Data supplied
◆ ◆ ◆ ◆
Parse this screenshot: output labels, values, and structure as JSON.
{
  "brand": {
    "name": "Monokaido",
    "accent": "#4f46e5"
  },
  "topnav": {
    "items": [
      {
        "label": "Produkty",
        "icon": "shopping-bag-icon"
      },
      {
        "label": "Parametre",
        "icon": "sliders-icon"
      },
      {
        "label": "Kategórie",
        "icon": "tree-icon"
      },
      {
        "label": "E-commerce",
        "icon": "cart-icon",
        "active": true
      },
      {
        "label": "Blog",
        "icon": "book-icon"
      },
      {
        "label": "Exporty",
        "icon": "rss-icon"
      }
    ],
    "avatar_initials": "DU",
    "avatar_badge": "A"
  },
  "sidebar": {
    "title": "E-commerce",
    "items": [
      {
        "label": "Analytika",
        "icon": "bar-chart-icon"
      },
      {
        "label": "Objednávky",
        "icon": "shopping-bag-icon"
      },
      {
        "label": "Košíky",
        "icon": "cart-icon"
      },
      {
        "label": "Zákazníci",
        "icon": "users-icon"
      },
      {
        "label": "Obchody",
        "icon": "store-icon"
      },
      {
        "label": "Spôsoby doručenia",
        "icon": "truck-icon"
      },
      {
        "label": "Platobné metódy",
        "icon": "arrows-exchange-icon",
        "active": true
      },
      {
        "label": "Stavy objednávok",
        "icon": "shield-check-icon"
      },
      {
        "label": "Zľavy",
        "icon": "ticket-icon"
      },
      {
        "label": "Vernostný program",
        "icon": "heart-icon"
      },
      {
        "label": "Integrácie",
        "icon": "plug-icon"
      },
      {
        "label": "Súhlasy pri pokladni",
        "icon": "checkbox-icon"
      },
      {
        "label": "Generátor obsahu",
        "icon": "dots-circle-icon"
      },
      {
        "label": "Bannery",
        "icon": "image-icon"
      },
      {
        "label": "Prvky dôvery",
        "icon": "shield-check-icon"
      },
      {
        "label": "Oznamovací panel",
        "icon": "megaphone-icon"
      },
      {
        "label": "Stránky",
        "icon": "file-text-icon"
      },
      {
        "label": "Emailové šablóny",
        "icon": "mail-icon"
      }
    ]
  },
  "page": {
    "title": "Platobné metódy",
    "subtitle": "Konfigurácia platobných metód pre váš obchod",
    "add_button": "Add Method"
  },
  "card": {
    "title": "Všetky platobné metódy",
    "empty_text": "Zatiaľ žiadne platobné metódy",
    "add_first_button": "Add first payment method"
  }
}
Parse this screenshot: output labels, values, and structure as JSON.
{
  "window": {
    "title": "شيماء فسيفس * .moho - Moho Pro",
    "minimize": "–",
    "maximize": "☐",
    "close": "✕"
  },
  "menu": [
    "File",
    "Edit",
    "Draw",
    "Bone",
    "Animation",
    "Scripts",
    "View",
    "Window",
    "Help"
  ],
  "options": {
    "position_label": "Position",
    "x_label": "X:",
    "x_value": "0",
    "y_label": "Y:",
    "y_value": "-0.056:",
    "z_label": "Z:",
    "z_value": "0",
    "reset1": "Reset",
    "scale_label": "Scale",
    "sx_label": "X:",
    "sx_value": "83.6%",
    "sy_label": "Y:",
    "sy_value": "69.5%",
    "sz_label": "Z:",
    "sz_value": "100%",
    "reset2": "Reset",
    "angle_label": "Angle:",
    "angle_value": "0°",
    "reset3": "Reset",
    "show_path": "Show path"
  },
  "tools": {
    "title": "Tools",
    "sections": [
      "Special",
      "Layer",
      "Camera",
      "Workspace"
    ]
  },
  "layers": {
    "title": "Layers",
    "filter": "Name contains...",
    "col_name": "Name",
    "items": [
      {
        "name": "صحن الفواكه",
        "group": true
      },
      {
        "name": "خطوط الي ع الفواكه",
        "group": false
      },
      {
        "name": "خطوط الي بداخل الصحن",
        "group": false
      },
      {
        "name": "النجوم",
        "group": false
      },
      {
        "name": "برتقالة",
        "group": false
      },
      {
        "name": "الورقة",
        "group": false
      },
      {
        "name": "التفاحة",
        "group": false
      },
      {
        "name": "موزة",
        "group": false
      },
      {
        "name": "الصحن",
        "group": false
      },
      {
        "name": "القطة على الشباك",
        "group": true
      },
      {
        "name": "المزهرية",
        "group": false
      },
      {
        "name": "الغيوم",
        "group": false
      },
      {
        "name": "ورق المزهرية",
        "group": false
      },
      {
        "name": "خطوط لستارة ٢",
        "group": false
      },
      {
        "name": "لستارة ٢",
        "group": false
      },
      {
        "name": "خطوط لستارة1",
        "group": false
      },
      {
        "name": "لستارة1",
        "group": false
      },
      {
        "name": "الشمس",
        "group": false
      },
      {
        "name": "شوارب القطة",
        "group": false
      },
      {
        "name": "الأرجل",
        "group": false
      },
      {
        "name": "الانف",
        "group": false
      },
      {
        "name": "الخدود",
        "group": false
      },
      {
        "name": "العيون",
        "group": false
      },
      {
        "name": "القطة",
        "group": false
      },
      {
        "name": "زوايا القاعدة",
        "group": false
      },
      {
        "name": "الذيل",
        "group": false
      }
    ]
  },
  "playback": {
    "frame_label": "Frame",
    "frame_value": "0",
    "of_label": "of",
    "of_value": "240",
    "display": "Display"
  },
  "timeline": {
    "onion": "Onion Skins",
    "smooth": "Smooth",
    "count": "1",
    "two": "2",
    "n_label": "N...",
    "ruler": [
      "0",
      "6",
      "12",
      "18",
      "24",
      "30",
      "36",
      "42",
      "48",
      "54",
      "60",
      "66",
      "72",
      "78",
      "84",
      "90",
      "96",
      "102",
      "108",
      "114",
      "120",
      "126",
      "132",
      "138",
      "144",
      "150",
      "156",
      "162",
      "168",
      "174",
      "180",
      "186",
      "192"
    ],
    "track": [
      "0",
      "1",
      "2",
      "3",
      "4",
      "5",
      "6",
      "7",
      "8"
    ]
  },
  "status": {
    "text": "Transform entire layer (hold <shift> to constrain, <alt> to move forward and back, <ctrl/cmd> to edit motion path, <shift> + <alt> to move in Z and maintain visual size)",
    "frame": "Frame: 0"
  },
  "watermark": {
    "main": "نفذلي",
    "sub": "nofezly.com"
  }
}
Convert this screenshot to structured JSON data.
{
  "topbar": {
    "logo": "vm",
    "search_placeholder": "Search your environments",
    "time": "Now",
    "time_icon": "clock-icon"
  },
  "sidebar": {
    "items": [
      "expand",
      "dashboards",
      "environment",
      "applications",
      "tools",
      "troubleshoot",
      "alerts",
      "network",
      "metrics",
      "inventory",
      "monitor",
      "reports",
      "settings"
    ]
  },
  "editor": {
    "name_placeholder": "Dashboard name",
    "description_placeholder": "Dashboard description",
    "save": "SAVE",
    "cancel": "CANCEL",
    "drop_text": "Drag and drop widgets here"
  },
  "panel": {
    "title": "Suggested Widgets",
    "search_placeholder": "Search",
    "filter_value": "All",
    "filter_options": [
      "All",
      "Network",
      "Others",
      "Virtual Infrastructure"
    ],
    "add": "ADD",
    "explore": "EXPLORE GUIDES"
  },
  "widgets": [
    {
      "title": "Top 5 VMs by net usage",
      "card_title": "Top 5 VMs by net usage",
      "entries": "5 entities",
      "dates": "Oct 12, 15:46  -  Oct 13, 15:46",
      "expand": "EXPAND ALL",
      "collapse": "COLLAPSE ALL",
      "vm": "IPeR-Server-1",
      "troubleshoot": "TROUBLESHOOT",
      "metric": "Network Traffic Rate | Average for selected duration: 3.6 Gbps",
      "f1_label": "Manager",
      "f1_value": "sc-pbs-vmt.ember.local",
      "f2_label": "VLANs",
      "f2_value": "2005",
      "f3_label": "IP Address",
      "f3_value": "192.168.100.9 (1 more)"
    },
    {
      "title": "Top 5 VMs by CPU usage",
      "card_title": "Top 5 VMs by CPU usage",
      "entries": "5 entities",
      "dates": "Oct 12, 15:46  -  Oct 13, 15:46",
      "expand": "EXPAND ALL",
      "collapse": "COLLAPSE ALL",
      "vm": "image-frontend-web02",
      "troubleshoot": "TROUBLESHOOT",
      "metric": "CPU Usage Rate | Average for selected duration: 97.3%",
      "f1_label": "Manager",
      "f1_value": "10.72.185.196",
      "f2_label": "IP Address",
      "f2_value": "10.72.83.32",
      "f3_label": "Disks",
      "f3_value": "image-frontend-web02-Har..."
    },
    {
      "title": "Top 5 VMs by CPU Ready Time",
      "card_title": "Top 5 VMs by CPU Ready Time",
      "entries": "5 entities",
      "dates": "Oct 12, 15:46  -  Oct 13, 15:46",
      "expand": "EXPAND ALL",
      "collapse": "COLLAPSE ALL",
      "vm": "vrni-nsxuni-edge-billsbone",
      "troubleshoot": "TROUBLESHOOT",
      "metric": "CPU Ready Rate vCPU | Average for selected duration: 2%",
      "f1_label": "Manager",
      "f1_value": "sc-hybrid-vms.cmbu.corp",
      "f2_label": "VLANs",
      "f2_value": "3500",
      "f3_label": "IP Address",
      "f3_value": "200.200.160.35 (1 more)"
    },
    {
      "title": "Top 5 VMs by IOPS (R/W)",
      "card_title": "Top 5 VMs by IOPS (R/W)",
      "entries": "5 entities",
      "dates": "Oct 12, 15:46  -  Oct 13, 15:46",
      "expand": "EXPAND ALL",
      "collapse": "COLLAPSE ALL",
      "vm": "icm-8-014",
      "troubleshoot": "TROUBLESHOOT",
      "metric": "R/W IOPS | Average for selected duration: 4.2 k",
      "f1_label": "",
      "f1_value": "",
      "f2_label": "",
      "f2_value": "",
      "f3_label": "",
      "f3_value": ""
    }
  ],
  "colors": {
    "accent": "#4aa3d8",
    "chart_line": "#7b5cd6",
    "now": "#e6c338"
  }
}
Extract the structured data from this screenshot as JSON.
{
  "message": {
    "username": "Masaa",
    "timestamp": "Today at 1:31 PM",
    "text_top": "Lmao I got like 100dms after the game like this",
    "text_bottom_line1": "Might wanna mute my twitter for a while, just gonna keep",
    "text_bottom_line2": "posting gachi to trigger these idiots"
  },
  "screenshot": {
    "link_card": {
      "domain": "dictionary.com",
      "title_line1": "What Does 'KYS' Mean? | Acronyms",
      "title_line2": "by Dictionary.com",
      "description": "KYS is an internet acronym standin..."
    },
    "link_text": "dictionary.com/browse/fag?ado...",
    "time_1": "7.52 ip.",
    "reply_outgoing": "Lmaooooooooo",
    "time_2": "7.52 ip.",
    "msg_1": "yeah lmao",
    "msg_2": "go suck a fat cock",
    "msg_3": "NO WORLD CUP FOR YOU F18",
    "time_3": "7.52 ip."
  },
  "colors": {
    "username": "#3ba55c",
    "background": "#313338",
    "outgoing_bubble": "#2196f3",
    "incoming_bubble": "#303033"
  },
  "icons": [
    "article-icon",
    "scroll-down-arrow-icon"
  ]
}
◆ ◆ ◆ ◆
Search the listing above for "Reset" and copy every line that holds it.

Task result
    "reset1": "Reset",
    "reset2": "Reset",
    "reset3": "Reset",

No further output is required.